TASK ITEM:
The answer must consist of every line in the records that contains the word "JSON".

GIVEN INFORMATION Block Start

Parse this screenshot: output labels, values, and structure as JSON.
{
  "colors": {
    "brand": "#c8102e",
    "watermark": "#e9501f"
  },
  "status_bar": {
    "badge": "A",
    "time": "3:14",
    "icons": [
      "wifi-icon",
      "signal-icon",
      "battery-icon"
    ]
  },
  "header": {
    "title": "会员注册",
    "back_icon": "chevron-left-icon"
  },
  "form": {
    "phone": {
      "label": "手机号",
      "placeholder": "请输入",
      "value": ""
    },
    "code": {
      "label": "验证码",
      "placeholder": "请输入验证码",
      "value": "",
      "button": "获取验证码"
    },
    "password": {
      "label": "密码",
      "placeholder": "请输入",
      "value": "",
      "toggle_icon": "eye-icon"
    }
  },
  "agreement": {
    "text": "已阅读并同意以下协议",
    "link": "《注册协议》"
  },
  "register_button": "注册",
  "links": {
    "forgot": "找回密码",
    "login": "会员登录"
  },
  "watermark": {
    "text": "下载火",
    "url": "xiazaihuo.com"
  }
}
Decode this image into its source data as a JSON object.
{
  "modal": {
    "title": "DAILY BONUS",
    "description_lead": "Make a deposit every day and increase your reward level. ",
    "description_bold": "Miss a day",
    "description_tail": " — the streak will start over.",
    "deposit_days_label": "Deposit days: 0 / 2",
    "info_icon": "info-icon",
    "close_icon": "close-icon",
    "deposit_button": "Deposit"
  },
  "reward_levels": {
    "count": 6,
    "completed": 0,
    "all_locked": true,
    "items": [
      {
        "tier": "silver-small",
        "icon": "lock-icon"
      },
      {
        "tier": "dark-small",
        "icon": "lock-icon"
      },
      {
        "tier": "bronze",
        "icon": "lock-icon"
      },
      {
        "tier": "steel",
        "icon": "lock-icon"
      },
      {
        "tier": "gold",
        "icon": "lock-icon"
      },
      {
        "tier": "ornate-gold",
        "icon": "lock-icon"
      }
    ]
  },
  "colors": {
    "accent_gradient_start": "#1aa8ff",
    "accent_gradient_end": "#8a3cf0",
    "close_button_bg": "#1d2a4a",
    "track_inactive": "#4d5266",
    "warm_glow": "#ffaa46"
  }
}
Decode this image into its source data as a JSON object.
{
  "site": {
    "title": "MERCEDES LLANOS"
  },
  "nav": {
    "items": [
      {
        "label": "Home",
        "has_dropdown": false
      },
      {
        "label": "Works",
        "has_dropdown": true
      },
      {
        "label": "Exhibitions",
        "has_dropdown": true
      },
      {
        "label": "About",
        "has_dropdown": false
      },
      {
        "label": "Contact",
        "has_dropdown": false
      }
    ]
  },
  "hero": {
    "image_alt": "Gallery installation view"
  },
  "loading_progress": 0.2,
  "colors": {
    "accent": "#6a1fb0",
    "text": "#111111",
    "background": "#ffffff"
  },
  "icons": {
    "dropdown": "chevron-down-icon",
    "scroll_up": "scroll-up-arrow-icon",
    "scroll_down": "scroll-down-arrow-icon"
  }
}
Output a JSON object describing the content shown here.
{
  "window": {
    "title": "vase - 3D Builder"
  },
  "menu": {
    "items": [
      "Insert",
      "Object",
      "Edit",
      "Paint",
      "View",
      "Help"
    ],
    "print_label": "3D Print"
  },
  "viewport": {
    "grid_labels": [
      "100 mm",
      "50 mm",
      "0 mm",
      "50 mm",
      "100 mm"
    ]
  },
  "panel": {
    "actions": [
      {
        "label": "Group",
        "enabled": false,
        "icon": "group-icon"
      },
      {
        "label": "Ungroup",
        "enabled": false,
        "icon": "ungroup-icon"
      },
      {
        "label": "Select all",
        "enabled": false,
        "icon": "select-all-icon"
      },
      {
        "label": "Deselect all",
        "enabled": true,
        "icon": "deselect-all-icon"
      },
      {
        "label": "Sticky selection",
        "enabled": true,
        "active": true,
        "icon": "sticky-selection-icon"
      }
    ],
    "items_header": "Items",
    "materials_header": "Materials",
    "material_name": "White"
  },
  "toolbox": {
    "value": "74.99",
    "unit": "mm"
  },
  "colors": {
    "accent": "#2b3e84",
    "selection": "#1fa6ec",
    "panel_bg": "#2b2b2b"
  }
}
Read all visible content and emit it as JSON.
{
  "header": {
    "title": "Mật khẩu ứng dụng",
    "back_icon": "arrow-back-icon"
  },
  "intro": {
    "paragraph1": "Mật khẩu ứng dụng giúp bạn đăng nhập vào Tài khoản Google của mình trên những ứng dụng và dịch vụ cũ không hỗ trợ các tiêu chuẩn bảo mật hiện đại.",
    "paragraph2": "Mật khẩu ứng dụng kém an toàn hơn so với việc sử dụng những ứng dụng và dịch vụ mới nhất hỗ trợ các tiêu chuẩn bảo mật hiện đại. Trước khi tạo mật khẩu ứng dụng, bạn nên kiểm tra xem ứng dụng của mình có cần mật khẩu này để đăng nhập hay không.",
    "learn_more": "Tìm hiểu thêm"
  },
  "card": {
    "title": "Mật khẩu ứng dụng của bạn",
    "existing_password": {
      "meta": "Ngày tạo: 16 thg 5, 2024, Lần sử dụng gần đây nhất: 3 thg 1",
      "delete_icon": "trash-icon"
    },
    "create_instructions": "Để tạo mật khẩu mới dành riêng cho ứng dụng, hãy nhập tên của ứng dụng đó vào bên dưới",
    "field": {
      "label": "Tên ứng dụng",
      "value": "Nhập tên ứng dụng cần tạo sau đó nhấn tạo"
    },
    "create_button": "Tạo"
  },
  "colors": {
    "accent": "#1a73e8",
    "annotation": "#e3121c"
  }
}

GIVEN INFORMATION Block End

TASK RESPONSE:
Parse this screenshot: output labels, values, and structure as JSON.
Decode this image into its source data as a JSON object.
Decode this image into its source data as a JSON object.
Output a JSON object describing the content shown here.
Read all visible content and emit it as JSON.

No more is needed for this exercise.